Table of Contents

The Best Rocks for Landscaping

Ruth de Jauregui
Table of Contents

The best rocks for a landscape vary, depending on the use, color, size and the homeowner's personal aethetics.

Landscaping with rock is more than a vast desert of gray gravel, red lava rock or decorative white rock. When selecting rocks for the landscape, the best choices vary according to color, use and personal aesthetics.

Rock Colors

Rocks range from pure white to dark greens, browns and grays shading nearly to black. When choosing rocks for the landscape, whether gravel or boulders, the colors should be compatible with the house and surrounding vista. For example, red lava rock may clash with a blue house and native granite boulders peeking through the foliage. In that scenario, a white-, gray- or blue-toned gravel may be a better choice. On the other hand, a mid-century modern home with red, brown or gold bricks on the facade settles nicely into a landscape that incorporates a warm brown gravel walk or red lava rock used as a mulch in the flower beds or around shrubs and trees.

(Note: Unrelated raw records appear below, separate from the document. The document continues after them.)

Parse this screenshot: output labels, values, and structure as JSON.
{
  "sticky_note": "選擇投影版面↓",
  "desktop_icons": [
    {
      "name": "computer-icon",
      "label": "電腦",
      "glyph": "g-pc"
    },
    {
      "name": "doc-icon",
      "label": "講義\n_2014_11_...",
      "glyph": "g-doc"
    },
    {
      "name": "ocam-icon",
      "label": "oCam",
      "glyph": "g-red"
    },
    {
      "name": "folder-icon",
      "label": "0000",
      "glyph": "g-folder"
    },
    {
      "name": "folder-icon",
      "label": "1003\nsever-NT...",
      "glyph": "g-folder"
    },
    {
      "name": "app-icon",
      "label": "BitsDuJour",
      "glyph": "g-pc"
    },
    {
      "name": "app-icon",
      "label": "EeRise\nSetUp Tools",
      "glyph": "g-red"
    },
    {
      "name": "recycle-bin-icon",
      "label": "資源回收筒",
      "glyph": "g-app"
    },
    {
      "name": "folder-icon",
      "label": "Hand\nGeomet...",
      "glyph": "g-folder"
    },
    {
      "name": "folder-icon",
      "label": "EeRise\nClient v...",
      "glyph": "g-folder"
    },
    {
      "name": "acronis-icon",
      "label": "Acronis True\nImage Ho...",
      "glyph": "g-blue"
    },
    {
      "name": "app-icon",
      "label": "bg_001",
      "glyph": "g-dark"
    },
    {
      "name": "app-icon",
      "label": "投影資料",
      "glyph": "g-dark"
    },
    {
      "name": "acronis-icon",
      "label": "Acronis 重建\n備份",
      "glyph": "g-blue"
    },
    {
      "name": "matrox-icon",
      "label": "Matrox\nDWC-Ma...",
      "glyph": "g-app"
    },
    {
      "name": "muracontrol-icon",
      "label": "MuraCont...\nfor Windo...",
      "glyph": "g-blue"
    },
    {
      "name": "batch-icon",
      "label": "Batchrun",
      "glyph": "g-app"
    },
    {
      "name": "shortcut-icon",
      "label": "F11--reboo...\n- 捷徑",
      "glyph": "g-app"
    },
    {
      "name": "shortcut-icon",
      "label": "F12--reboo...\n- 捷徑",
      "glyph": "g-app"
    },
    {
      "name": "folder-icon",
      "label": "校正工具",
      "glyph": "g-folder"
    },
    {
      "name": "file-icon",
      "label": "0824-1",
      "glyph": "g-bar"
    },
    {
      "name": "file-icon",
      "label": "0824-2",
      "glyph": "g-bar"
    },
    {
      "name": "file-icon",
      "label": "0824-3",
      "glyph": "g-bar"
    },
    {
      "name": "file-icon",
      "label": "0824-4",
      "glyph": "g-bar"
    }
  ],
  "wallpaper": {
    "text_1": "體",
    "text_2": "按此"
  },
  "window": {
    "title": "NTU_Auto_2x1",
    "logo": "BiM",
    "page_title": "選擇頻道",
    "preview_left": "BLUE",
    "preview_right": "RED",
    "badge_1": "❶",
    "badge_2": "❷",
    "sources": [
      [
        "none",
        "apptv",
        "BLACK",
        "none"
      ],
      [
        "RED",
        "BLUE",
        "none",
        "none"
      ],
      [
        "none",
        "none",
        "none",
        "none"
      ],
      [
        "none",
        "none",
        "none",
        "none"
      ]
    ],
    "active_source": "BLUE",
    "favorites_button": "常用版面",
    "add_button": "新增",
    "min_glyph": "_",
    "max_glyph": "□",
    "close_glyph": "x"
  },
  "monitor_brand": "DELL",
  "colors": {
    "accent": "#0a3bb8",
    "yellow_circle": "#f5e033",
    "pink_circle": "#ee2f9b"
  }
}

No. 10 screenings are 1/8 inch or smaller, much like a coarse sand. Screenings may be used alone for paths, although they tend to become muddy in wet weather. They are usually mixed with larger gravels and then compacted to make a solid, yet water permeable surface, such as a walk or patio.

Crushed Gravel

Crushed gravel used in building gravel walks and patios is usually No. 57 size, which ranges from 3/4 to 1 inch. The rough edges of crushed gravel lock together when compacted firmly with a hand tamper or plate compacter. Smaller sizes, such as 3/8 minus, which incorporates 3/8 inch and smaller pieces of rock and dust, also make a firm, smooth walk. Crushed gravel is usually shades of gray, ranging from light to a medium bluish shade, depending on the vendor's sources.

Pea Gravel

The small, rounded pebbles, about the size of a pea, are known as pea gravel. No. 8 pea gravel is between 1/4 and 1/2 inch in size and may be found in a variety of colors, from grays to browns. Pea gravel tends to roll underfoot, making a soft path that may be difficult to navigate for mobility-impaired users. It is easily raked into the curving patterns found in Zen gardens.

Decorative Gravels and Pebbles

Decorative gravels and pebbles range in size from No. 8 to No. 57. The rocks may be bright white, yellow, gold, pink, red, tan, brown, green, blue, purple, dark gray or black. Decorative rocks may have rough or smooth edges. Among decorative rocks are the bright white rocks and red and black lava rocks often used in landscaping.

Gravel is generally either man-made crushed rocks or naturally rounded, river-washed rocks. It is available in a variety of sizes and colors.


River Rocks

River rocks are rounded stones, worn smooth by the natural action of rivers. While river rocks are usually gray, they can be any color or combination of colors, depending on the type of stone.

Rocks range in size from No. 4 to No. 1, or 1 to 4 inches. Available in a wide variety of colors, rocks are used as borders, in dry streams and other decorative applications.

Cut Stone

Whether cut into flagstones or rectangular blocks, cut stones provide a relatively smooth surface for walks, patios, walls and other hardscape. The stones are often sandstone or other sedimentary rock, quartzite or slate. They are available in sand, tan, pinks, reds, browns, greens and blues. Fitted tightly together into a walk, square or rectangular cut stones are suited for wheelchair users.


Boulders may be granite, limestone, sandstone or other native rocks. The largest may weigh hundreds, if not thousands, of pounds. To provide a natural appearance, boulders should be partially buried in the soil. Whether anchoring a rock or desert garden, boulders add weight to the landscape.